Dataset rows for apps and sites
● ● ● ●

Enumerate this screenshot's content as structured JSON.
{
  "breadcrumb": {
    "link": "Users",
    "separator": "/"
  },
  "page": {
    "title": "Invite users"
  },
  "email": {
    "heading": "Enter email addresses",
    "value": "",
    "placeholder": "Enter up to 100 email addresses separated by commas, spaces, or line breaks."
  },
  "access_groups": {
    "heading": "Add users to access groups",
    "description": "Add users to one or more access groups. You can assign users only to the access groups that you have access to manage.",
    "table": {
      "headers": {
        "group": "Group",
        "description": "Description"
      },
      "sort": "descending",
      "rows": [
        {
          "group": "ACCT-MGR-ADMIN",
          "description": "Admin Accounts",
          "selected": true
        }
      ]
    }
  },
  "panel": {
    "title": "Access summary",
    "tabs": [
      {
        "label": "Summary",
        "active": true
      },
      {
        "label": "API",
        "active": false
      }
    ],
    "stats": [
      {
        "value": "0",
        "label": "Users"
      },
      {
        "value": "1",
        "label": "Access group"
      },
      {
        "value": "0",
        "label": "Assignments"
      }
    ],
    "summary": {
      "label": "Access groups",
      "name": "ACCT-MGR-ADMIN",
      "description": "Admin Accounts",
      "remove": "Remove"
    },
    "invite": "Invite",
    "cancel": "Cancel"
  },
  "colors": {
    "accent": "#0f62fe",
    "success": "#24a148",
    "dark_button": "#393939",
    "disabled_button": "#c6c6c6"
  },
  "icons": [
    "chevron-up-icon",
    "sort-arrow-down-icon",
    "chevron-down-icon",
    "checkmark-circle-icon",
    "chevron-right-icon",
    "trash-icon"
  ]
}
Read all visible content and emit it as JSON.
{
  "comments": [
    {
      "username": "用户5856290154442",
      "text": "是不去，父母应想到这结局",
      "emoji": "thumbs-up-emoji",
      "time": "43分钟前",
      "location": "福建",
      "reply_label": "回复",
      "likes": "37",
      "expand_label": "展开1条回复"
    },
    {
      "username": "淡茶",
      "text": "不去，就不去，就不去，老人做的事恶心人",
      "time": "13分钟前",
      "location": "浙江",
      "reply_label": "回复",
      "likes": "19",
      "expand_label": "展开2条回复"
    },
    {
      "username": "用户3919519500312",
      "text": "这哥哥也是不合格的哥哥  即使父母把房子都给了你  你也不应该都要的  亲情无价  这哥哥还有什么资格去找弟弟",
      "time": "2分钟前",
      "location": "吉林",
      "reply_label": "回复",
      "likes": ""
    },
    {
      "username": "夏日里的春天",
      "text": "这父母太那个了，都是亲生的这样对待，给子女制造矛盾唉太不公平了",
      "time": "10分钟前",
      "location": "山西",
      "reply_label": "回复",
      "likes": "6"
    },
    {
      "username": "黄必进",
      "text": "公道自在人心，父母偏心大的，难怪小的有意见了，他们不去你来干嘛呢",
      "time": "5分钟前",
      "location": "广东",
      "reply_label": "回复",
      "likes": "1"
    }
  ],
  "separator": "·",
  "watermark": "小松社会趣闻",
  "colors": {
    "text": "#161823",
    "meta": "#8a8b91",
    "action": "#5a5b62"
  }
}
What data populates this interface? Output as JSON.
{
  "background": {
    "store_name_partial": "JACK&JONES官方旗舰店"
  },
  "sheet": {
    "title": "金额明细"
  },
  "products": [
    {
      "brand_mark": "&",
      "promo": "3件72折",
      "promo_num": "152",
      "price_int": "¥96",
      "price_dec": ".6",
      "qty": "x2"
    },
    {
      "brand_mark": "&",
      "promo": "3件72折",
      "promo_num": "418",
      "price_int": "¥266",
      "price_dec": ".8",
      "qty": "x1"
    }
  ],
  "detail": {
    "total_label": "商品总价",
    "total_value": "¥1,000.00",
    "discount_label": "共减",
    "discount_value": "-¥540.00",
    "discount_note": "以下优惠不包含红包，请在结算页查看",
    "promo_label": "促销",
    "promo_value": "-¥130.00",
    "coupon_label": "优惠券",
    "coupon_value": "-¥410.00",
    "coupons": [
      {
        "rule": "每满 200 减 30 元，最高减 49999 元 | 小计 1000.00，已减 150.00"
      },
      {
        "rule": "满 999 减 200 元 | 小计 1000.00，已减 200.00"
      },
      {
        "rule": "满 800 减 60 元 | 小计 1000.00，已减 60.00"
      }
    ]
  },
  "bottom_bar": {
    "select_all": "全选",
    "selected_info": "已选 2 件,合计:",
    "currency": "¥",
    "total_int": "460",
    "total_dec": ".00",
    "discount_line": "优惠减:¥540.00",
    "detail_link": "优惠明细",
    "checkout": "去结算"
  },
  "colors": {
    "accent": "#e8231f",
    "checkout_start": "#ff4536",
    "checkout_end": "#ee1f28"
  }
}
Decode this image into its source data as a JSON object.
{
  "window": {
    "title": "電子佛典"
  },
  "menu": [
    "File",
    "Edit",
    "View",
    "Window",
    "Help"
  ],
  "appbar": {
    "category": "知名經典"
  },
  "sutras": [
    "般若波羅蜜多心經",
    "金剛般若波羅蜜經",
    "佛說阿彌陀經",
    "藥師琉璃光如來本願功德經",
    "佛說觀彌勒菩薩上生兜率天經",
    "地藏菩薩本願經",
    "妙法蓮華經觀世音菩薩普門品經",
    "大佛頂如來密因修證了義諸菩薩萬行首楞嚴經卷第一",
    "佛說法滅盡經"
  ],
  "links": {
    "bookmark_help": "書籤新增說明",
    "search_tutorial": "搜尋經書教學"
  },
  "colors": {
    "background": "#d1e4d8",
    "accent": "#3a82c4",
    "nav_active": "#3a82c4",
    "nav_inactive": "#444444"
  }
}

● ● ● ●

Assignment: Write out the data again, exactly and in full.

Task answer:
Enumerate this screenshot's content as structured JSON.
{
  "breadcrumb": {
    "link": "Users",
    "separator": "/"
  },
  "page": {
    "title": "Invite users"
  },
  "email": {
    "heading": "Enter email addresses",
    "value": "",
    "placeholder": "Enter up to 100 email addresses separated by commas, spaces, or line breaks."
  },
  "access_groups": {
    "heading": "Add users to access groups",
    "description": "Add users to one or more access groups. You can assign users only to the access groups that you have access to manage.",
    "table": {
      "headers": {
        "group": "Group",
        "description": "Description"
      },
      "sort": "descending",
      "rows": [
        {
          "group": "ACCT-MGR-ADMIN",
          "description": "Admin Accounts",
          "selected": true
        }
      ]
    }
  },
  "panel": {
    "title": "Access summary",
    "tabs": [
      {
        "label": "Summary",
        "active": true
      },
      {
        "label": "API",
        "active": false
      }
    ],
    "stats": [
      {
        "value": "0",
        "label": "Users"
      },
      {
        "value": "1",
        "label": "Access group"
      },
      {
        "value": "0",
        "label": "Assignments"
      }
    ],
    "summary": {
      "label": "Access groups",
      "name": "ACCT-MGR-ADMIN",
      "description": "Admin Accounts",
      "remove": "Remove"
    },
    "invite": "Invite",
    "cancel": "Cancel"
  },
  "colors": {
    "accent": "#0f62fe",
    "success": "#24a148",
    "dark_button": "#393939",
    "disabled_button": "#c6c6c6"
  },
  "icons": [
    "chevron-up-icon",
    "sort-arrow-down-icon",
    "chevron-down-icon",
    "checkmark-circle-icon",
    "chevron-right-icon",
    "trash-icon"
  ]
}
Read all visible content and emit it as JSON.
{
  "comments": [
    {
      "username": "用户5856290154442",
      "text": "是不去，父母应想到这结局",
      "emoji": "thumbs-up-emoji",
      "time": "43分钟前",
      "location": "福建",
      "reply_label": "回复",
      "likes": "37",
      "expand_label": "展开1条回复"
    },
    {
      "username": "淡茶",
      "text": "不去，就不去，就不去，老人做的事恶心人",
      "time": "13分钟前",
      "location": "浙江",
      "reply_label": "回复",
      "likes": "19",
      "expand_label": "展开2条回复"
    },
    {
      "username": "用户3919519500312",
      "text": "这哥哥也是不合格的哥哥  即使父母把房子都给了你  你也不应该都要的  亲情无价  这哥哥还有什么资格去找弟弟",
      "time": "2分钟前",
      "location": "吉林",
      "reply_label": "回复",
      "likes": ""
    },
    {
      "username": "夏日里的春天",
      "text": "这父母太那个了，都是亲生的这样对待，给子女制造矛盾唉太不公平了",
      "time": "10分钟前",
      "location": "山西",
      "reply_label": "回复",
      "likes": "6"
    },
    {
      "username": "黄必进",
      "text": "公道自在人心，父母偏心大的，难怪小的有意见了，他们不去你来干嘛呢",
      "time": "5分钟前",
      "location": "广东",
      "reply_label": "回复",
      "likes": "1"
    }
  ],
  "separator": "·",
  "watermark": "小松社会趣闻",
  "colors": {
    "text": "#161823",
    "meta": "#8a8b91",
    "action": "#5a5b62"
  }
}
What data populates this interface? Output as JSON.
{
  "background": {
    "store_name_partial": "JACK&JONES官方旗舰店"
  },
  "sheet": {
    "title": "金额明细"
  },
  "products": [
    {
      "brand_mark": "&",
      "promo": "3件72折",
      "promo_num": "152",
      "price_int": "¥96",
      "price_dec": ".6",
      "qty": "x2"
    },
    {
      "brand_mark": "&",
      "promo": "3件72折",
      "promo_num": "418",
      "price_int": "¥266",
      "price_dec": ".8",
      "qty": "x1"
    }
  ],
  "detail": {
    "total_label": "商品总价",
    "total_value": "¥1,000.00",
    "discount_label": "共减",
    "discount_value": "-¥540.00",
    "discount_note": "以下优惠不包含红包，请在结算页查看",
    "promo_label": "促销",
    "promo_value": "-¥130.00",
    "coupon_label": "优惠券",
    "coupon_value": "-¥410.00",
    "coupons": [
      {
        "rule": "每满 200 减 30 元，最高减 49999 元 | 小计 1000.00，已减 150.00"
      },
      {
        "rule": "满 999 减 200 元 | 小计 1000.00，已减 200.00"
      },
      {
        "rule": "满 800 减 60 元 | 小计 1000.00，已减 60.00"
      }
    ]
  },
  "bottom_bar": {
    "select_all": "全选",
    "selected_info": "已选 2 件,合计:",
    "currency": "¥",
    "total_int": "460",
    "total_dec": ".00",
    "discount_line": "优惠减:¥540.00",
    "detail_link": "优惠明细",
    "checkout": "去结算"
  },
  "colors": {
    "accent": "#e8231f",
    "checkout_start": "#ff4536",
    "checkout_end": "#ee1f28"
  }
}
Decode this image into its source data as a JSON object.
{
  "window": {
    "title": "電子佛典"
  },
  "menu": [
    "File",
    "Edit",
    "View",
    "Window",
    "Help"
  ],
  "appbar": {
    "category": "知名經典"
  },
  "sutras": [
    "般若波羅蜜多心經",
    "金剛般若波羅蜜經",
    "佛說阿彌陀經",
    "藥師琉璃光如來本願功德經",
    "佛說觀彌勒菩薩上生兜率天經",
    "地藏菩薩本願經",
    "妙法蓮華經觀世音菩薩普門品經",
    "大佛頂如來密因修證了義諸菩薩萬行首楞嚴經卷第一",
    "佛說法滅盡經"
  ],
  "links": {
    "bookmark_help": "書籤新增說明",
    "search_tutorial": "搜尋經書教學"
  },
  "colors": {
    "background": "#d1e4d8",
    "accent": "#3a82c4",
    "nav_active": "#3a82c4",
    "nav_inactive": "#444444"
  }
}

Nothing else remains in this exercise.